Cancer is a leading cause of mortality and morbidity in the developed world and is on the rise amongst all age groups and social strata. The eye is also not spared from cancerous afflictions and has a whole plethora of cancerous and precancerous conditions that require proper evaluation and care by ophthalmologists. This article looks at the main cancers of the eye and has been written to be a basic guide to the common man about what important symptoms s/he will need to be concerned about and those problems that would need an immediate consultation with an ophthalmologist.
The most commonly seen cancerous and precancerous conditions of the eyeball and eyelid include the following:
1. Primary Acquired Melanosis

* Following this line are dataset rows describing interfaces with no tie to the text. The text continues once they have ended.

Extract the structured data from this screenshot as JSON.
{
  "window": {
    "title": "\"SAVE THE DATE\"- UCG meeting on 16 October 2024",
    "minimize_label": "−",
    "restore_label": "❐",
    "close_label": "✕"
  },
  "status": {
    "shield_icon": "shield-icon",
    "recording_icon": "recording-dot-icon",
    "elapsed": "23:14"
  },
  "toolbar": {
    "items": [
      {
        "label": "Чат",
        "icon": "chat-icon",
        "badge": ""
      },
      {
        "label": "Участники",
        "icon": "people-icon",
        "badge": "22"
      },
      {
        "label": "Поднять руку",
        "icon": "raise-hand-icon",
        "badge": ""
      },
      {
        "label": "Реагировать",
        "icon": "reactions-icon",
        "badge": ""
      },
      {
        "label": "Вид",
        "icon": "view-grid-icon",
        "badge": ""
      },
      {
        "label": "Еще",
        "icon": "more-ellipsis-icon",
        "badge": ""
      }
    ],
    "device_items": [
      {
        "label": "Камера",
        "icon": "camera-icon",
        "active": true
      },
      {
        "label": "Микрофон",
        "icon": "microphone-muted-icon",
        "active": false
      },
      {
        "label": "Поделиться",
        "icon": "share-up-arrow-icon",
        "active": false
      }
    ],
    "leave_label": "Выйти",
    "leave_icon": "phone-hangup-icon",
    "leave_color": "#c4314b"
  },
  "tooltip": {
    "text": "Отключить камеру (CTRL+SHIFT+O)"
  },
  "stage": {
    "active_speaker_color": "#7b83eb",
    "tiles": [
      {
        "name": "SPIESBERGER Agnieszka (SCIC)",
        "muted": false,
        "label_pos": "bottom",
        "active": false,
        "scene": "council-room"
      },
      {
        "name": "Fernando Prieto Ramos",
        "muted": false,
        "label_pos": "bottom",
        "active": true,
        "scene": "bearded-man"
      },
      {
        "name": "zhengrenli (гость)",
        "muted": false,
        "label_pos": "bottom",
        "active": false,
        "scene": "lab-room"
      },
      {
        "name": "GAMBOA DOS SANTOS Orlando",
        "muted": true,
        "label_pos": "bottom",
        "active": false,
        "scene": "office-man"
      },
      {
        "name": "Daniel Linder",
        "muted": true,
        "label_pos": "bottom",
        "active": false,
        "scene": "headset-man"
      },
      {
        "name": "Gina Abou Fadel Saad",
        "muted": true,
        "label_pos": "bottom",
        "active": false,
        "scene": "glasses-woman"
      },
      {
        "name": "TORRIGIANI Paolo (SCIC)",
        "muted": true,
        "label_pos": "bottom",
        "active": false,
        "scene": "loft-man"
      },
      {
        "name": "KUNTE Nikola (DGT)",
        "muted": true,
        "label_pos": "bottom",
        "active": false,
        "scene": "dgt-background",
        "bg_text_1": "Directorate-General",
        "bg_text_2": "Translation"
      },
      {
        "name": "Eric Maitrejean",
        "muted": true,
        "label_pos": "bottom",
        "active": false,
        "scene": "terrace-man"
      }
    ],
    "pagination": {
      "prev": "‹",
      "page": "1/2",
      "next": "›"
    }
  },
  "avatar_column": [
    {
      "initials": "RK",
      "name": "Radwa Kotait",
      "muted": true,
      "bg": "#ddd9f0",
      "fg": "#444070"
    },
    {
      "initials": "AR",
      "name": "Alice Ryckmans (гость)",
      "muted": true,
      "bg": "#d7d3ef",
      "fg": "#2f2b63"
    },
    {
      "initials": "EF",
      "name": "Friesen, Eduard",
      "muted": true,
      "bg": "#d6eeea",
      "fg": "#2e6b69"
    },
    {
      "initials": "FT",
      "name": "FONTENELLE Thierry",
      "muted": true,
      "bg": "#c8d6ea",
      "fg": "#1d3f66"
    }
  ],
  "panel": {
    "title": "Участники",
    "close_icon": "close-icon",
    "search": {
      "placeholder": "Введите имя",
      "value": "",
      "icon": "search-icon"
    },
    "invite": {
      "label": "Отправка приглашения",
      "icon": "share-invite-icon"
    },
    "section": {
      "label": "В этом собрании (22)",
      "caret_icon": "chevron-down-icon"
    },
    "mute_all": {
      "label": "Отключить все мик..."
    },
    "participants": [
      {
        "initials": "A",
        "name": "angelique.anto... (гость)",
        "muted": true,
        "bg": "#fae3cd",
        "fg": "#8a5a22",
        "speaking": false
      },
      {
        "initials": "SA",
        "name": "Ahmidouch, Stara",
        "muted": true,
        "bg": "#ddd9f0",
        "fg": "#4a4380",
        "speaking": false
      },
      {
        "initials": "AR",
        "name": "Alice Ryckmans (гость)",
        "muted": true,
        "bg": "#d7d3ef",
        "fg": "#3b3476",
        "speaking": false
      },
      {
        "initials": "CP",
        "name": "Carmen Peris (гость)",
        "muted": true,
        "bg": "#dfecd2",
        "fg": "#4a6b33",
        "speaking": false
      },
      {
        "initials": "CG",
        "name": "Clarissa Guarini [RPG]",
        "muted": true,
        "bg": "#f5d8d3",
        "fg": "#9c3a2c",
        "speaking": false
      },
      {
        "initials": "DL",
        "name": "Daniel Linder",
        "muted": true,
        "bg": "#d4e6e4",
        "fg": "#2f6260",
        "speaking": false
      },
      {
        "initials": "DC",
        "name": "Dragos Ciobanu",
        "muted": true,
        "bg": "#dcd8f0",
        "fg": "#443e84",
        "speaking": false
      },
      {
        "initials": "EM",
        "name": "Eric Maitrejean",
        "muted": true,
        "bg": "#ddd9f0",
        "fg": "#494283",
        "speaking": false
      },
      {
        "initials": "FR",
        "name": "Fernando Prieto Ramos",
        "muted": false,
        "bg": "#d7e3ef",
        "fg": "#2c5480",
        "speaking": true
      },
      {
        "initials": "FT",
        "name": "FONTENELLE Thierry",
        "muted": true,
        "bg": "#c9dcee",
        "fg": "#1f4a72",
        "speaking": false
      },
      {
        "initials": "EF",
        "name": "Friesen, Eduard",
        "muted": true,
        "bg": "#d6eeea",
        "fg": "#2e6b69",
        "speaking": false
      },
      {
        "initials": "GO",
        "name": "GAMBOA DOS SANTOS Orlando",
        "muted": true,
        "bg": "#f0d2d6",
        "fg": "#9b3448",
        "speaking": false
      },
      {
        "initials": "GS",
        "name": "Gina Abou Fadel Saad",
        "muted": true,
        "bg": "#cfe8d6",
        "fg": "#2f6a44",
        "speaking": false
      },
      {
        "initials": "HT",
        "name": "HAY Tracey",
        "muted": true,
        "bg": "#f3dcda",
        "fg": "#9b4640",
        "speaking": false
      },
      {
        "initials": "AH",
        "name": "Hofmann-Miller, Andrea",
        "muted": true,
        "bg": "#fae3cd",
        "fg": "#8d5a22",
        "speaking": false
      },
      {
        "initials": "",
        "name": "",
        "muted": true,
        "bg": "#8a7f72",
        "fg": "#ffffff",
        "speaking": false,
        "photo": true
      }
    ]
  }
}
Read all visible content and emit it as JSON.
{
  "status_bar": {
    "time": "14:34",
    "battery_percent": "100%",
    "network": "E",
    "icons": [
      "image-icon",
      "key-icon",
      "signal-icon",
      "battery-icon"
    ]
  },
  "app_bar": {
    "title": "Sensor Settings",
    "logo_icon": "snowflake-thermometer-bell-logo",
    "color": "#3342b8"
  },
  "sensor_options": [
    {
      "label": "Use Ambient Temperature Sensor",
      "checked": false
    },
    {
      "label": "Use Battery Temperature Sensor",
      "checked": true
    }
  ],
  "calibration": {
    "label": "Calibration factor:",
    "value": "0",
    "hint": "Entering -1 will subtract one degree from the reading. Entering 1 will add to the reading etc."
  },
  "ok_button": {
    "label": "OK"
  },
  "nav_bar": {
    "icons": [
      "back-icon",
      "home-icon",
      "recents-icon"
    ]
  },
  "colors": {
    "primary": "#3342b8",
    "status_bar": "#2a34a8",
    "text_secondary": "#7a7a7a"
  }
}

These are seen as brown spots or patches on the sclera (the white part of the eye). Patients are mostly asymptomatic and usually neglect their condition thinking that it is a simple birthmark. They are a forerunner to a notorious condition called malignant melanoma of the ocular surface described below. This condition, although not cancer by itself, has a high propensity to turn into one. Hence, it is very important to detect the case as early as possible. The diagnosis of this condition can be done by a simple torchlight or slit lamp examination by an ophthalmologist. It is treated by excision biopsy procedure.
2. Ocular Surface Squamous Neoplasia
It is a disease cohort involving many stages of disease of the ocular surface. It has varied presentations from a discolored patch to a bleeding or ulcerated growth. The lesion also can be relatively symptom-free but can give rise to symptoms like irritation or a pricking pain. The main mode of diagnosis is by clinical examination and they are treated surgically by excision biopsy.
3. Basal Cell Carcinoma
It is most commonly seen in sun-exposed skin and hence is commonly seen on the face, especially on the lower lid. This condition mimics an open wound. So, any patient suffering from wounds on the face or lower lid, not healing over many months need to be especially suspected to be having this condition. The diagnosis is usually made clinically and treated by a surgical technique called Mohs micrographic technique. The condition may, very occasionally, spread to nearby structures and more rarely to far away viscera.
4. Malignant Melanoma
This is one the more aggressive cancers of the ocular surface, which can spread to distant viscera. Its appearance is identical to a black mole on the sclera (the white of the eye) but can be identified as cancerous by the asymmetry of the borders and a gradual increase in size. The usual symptoms include pain and irritation. They are also treated by surgical excision and also by chemo and radiation therapy.
It is one of the classical tumors known to have devastating effects on the vision of very young children. It is a tumor involving the immature retinal cells. It can present usually as leukocoria, that is, the central pupil of the eye becoming white. It can be picked up easily by parents. The other presentations can be less than adequate weight gain, delayed milestones. Some cases can present frankly as a tumor growing on the eye, while some may push the eye out giving the appearance of prominent eyeballs. This condition needs a fundus examination to be diagnosed and needs investigations for staging and planning treatment. The risk of systemic spread must also be borne in mind.
It is the commonest intraocular tumor of childhood and presents with more or less the same features and signs of retinoblastoma. It is a tumor arising from the immature muscle cells of young children. It also can spread to other organs and needs to be treated surgically. It is usually seen in males.
Keeping the above points in mind, given below are a few take home points regarding when to seek help and a few preventive measures.
When to Visit an Ophthalmologist
1. When there is a mole, growth, wound, bleeding point or discolored patch that shows features of growth over a short span of time such as few days. If the growth pattern is marginal over years, then such lesions can be assumed to be less dangerous.
2. When there is asymmetry of the border of the lesion, that is, the lesion does not appear as a round mole or has an angular appearance of the edges.
3. When there are swellings in the neck, jaw, in front of, or behind the ear, these can be lymph nodes. They are characteristic of malignant tumors and indicate a grave sign that there is a spread of cancer to other parts of the body.